A new survey from The Climate Group and change agency Futerra has revealed that a majority of people globally are optimistic about our ability to address climate change, with 64 percent of global citizens believing that climate change can be addressed if action is taken now.
News Deeply, in partnership with Sustainable Brands, has produced a series of profiles looking at how brands are tackling some of the world’s biggest challenges. The goal is to examine trends and gather insights from a new wave of corporate citizenship – in an era when the private sector is increasingly expected to play a positive role in improving our lives and societies. This is the 12th article in the series.

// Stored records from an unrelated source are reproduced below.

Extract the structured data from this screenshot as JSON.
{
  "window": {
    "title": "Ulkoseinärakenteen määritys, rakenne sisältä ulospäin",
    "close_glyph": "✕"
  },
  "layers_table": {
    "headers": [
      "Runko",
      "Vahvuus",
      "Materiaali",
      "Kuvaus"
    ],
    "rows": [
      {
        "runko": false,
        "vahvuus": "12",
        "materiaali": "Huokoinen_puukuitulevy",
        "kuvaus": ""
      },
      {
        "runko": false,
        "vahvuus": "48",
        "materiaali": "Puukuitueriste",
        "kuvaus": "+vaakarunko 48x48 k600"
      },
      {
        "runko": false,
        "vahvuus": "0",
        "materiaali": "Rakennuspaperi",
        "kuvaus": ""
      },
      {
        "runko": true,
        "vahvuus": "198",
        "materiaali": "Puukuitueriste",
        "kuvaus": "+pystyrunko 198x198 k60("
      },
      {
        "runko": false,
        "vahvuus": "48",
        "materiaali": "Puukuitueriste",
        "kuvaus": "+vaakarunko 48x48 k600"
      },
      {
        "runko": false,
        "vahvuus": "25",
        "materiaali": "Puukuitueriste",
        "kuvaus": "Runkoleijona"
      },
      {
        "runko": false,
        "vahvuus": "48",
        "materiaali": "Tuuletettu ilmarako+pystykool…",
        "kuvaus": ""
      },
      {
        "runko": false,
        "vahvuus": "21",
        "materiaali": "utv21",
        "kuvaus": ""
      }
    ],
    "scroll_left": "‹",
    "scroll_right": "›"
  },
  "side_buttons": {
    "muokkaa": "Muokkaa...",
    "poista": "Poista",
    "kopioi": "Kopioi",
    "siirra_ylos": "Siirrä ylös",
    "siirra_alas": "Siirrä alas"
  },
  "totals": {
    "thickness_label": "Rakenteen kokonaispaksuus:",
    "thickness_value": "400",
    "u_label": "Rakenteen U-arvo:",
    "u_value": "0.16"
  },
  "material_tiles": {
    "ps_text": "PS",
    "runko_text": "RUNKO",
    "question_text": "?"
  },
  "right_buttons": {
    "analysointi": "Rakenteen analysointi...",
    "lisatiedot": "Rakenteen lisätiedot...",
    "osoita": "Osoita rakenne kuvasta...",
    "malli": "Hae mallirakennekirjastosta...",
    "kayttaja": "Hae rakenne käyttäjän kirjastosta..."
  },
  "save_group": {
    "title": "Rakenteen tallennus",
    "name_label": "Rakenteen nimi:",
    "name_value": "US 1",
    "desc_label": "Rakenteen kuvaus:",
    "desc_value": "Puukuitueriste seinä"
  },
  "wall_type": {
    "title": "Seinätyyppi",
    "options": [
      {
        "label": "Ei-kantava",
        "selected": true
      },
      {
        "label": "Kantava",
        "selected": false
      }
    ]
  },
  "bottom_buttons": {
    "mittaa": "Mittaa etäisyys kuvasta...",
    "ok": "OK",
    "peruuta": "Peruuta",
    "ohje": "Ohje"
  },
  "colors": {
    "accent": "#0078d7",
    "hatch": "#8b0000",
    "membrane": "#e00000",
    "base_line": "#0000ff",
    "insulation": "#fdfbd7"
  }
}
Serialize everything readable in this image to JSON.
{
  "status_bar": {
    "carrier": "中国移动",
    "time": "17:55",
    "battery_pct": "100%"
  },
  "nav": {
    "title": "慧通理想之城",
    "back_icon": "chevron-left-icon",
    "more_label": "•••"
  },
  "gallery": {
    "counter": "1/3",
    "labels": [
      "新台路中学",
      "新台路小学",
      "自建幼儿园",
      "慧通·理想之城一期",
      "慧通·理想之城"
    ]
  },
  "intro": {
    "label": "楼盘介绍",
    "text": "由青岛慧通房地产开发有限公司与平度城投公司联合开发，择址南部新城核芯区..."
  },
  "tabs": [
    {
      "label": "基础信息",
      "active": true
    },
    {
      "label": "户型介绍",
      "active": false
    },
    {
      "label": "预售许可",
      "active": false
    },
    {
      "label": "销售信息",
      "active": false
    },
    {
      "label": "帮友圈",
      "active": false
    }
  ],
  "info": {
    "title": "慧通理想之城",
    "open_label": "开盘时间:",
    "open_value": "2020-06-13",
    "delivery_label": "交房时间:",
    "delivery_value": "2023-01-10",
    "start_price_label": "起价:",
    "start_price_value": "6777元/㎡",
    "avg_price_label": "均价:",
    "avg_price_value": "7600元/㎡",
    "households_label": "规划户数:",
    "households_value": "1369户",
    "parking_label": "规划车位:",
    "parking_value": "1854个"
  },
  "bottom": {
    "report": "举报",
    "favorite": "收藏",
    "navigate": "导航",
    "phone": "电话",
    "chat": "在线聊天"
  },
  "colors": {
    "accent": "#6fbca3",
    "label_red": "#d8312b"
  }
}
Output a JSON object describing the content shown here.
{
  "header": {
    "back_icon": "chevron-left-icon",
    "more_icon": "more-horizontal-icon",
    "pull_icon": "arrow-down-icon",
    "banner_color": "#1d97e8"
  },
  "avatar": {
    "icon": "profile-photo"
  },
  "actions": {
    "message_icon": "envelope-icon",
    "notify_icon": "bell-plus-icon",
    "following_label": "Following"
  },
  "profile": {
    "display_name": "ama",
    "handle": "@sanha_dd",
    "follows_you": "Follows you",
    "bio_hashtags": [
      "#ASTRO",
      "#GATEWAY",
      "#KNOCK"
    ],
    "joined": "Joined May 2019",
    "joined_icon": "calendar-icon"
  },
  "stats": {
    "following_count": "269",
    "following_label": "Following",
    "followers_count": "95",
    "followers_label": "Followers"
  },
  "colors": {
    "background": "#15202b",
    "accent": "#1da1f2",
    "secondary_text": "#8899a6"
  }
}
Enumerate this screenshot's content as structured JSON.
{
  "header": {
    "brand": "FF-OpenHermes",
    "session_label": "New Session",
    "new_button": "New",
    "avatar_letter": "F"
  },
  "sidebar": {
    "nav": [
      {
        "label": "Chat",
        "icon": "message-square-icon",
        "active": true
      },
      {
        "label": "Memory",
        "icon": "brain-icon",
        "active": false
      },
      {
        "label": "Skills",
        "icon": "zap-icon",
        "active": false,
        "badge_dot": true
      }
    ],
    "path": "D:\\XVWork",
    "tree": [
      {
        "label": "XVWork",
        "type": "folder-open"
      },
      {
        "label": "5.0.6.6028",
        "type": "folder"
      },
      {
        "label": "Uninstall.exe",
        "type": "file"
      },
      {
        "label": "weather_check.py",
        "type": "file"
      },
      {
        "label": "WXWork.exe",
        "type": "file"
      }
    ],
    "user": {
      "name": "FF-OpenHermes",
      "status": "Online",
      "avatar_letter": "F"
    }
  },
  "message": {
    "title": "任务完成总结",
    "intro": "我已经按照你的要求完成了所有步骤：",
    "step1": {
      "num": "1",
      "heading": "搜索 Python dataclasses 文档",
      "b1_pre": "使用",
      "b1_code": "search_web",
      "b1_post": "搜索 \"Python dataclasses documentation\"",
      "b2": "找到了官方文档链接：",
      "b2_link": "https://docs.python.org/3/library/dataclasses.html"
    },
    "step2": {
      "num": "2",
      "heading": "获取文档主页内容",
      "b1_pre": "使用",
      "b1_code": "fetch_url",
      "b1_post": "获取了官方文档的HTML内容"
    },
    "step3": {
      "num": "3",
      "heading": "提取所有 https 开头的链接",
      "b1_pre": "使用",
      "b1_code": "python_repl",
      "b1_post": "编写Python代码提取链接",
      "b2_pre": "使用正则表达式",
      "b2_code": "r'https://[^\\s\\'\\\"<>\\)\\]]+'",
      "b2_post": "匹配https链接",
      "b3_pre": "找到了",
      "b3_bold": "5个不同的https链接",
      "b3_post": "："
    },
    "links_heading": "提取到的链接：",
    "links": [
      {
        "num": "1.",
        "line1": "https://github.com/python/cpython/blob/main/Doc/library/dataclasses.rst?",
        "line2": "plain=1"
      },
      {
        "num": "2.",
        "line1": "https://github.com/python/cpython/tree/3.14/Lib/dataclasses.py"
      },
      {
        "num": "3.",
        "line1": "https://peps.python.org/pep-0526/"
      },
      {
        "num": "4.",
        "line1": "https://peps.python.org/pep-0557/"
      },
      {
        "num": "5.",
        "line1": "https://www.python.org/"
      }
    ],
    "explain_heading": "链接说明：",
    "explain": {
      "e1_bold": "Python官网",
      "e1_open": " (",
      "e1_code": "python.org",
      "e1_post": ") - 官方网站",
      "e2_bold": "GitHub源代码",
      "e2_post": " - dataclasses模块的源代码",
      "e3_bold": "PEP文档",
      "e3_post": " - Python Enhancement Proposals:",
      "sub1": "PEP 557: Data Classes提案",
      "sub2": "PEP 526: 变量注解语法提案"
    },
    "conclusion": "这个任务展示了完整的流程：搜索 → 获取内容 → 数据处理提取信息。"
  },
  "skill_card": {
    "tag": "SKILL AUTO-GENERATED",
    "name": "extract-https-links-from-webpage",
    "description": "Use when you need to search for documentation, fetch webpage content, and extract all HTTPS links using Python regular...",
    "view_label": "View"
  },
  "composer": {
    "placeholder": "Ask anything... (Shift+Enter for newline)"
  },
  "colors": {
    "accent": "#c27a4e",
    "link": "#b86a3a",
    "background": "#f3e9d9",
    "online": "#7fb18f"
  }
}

The Natural Resources Defense Council and Ad Council today launched the second phase of their Save The Food national public service campaign, aimed at combatting America’s food waste problem from its largest source — consumers. In doing so, they seek to reduce the massive amount of money, water and energy that is wasted along with it.
The World Wildlife Fund has published a new report, Eating for 2 Degrees — New and Updated Livewell Plates, which outlines how simple steps, such as reducing red meat consumption, could help to cut greenhouse gas emissions by 30 percent by 2030.
In spite of a chaotic political arena, a majority of Americans share the view that The Good Life is defined by connections to people and planet more than by material wealth and consumption. Furthermore, Americans are looking to brands to take the lead in showing them how they can make a more fulfilling life according to a US study of 1,000 adults 18+ conducted in April 2017. The Enabling the Good Life Report from Sustainable Brands and Harris Poll released today shows the dramatic shift in American attitudes and reflects a gap between people’s new aspirations and the ways business responds.
With Earth Day 2017 quickly fading in the rearview mirror, I’m reminded of the challenge we face every other day of the year: maintaining high awareness and action on sustainability issues. Government agencies and nonprofits have traditionally shouldered the greatest responsibility for year-round efforts aimed at influencing behaviors that benefit individuals and society. But a growing number of forward-thinking businesses and brands are beginning to invest in the kind of genuine behavior change programs known as “social marketing” – or, when done by a corporation, “corporate social marketing.”